More than two million new technology-related jobs are expected to be created by 2018, according to the BLS. Jobs that are expected to grow faster than average include computer-network administrators, data-communications analysts and Web developers. Recruiters anticipate that data-loss prevention, information technology, online security and risk management will also show strong growth.
A computer-science degree and a working knowledge of data security are critical to landing these jobs. Common areas of undergraduate study for these fields include some of the usual suspects, such as computer science, information science and management-information systems.
But those might not be enough. That's because not all of those jobs will be purely techie in nature. David Foote, chief executive officer of IT research firm Foote Partners, advises current computer-science students to couple their degrees with studies in marketing, accounting or finance. "Before, people widely believed that all you needed to have were deep, nerdy skills," Mr. Foote says. "But companies are looking for people with multiple skill sets who can move fluidly with marketing or operations."
Social media has opened the door to the growth of new kinds of jobs. As companies turn to sites like Twitter, LinkedIn and Facebook to promote their brands, capture new customers and even post job openings, they will need to hire people skilled in harnessing these tools, Mr. Foote says. In most cases, these duties will be folded into a marketing position, although large companies such as Coca-Cola Co. are creating entire teams devoted exclusively to social media.
Similarly, employment for public-relations positions should increase 24% by 2018. Job titles—like interactive creative director—will reflect the duality of the required skill sets.

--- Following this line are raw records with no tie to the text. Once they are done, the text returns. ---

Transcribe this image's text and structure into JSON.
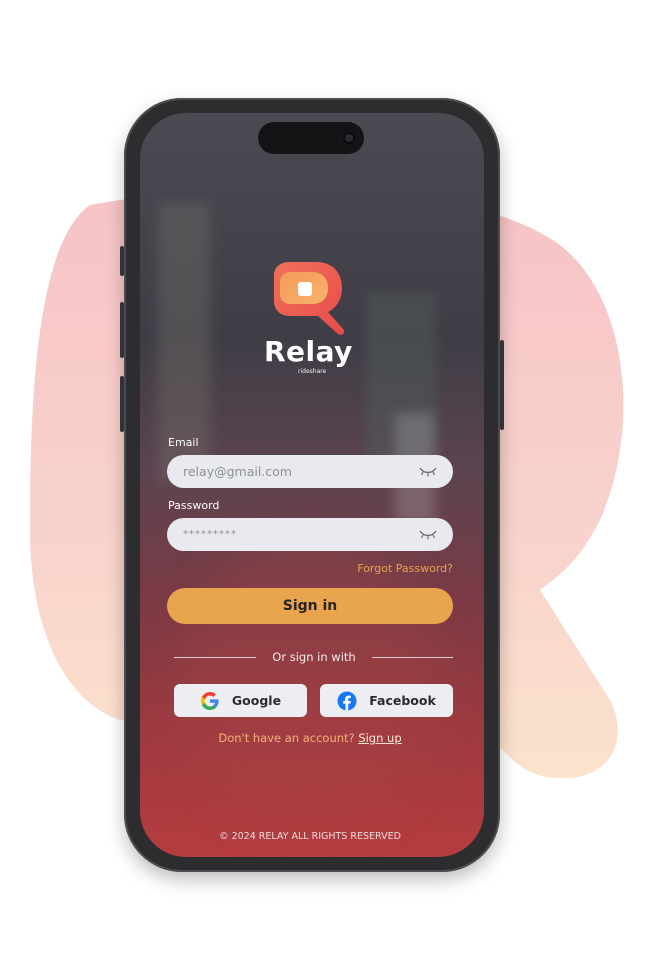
{
  "brand": {
    "name": "Relay",
    "tagline": "rideshare",
    "colors": {
      "accent": "#e8a54e",
      "logo_start": "#f0715a",
      "logo_end": "#f7b36a",
      "blob": "#f4c4c6"
    }
  },
  "login": {
    "email_label": "Email",
    "email_value": "relay@gmail.com",
    "password_label": "Password",
    "password_value": "*********",
    "forgot_label": "Forgot Password?",
    "signin_label": "Sign in"
  },
  "social": {
    "divider_text": "Or sign in with",
    "google_label": "Google",
    "facebook_label": "Facebook"
  },
  "signup": {
    "prompt": "Don't have an account?",
    "link": "Sign up"
  },
  "footer": {
    "text": "© 2024 RELAY ALL RIGHTS RESERVED"
  },
  "icons": {
    "email_toggle": "eye-closed-icon",
    "password_toggle": "eye-closed-icon",
    "google": "google-icon",
    "facebook": "facebook-icon"
  }
}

NASA Generations PPT


This link has been around for a while, and still is poignant. It has a lot to say about how we get young people involved in high-tech areas of interest (in this case, NASA). We can certainly learn from this as we move ahead toward the CPATH II goals, seeking to attract folks to the STEM fields represented by our pipeline model. Let me know what you think!

Geeks Must be "COOL!"

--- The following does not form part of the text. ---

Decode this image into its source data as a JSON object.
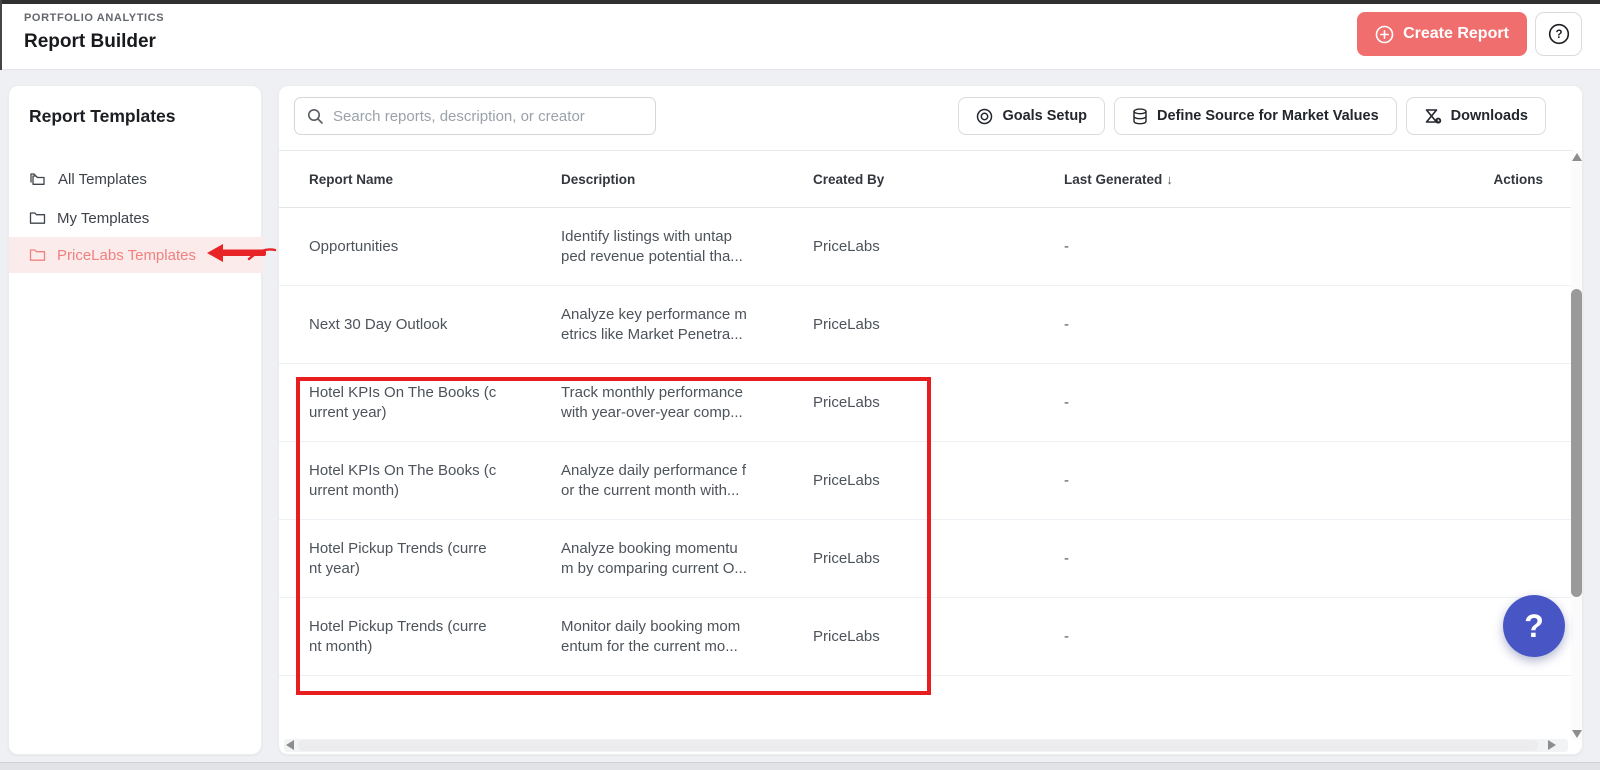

The latest e-newsletter from the National Alliance for Partnerships in Equity in Education Foundation featured this article from The New York Times. It will resonate with our group!

http://www.nytimes.com/2009/12/21/technology/21nerds.html?_r=3&ref=education

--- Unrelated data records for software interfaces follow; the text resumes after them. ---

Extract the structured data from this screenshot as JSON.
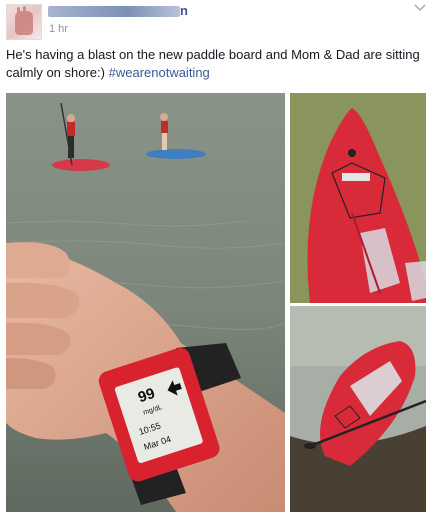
{
  "post": {
    "author_name_tail": "n",
    "timestamp": "1 hr",
    "text": "He's having a blast on the new paddle board and Mom & Dad are sitting calmly on shore:)",
    "hashtag": "#wearenotwaiting"
  },
  "watch": {
    "number": "99",
    "unit": "mg/dL",
    "date": "Mar 04",
    "time": "10:55"
  },
  "photos": [
    {
      "name": "paddle-board-lake-watch-photo"
    },
    {
      "name": "red-paddle-board-on-grass-photo"
    },
    {
      "name": "red-paddle-board-on-shore-photo"
    }
  ],
  "colors": {
    "link": "#3b5998",
    "board_red": "#d92a3a",
    "watch_red": "#d8232f"
  }
}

Here is a key point:

"In other words, the nation’s economy is going to need more cool nerds. But not enough young people are embracing computing — often because they are leery of being branded nerds."

Geeks must be "COOL!"

Technology and Worker Transformation



I believe the CPATH mission is all about upgrading or updating the infrastructure of education. Furthermore, educational systems are a critical component of the infrastructure of our economy, easily as fundamental as transportation and communications components. So what does this mean in human terms?

Frank Langfitt's recent excellent NPR series on challenges faced by laid off furniture workers as they vie for new jobs offered at a Google data center in rural North Carolina illustrates several opportunities we should address as we develop approaches to CT infusion across the entire pipeline.

Retraining or new skill development is easily as important - and as urgent - as developing skills on the mythical tabula rasa. Introducing skills in the building block approach assumed by most curricula and introducing skills to conditioned workers with the blinders and habituation of experience likely require significantly different approaches. While this would appear to expand the scope or complexity of the CPATH problem domain, I think that appropriate CT content could become a survival payload in retraining or re-skilling programs launched in pursuit of economic recovery or transition.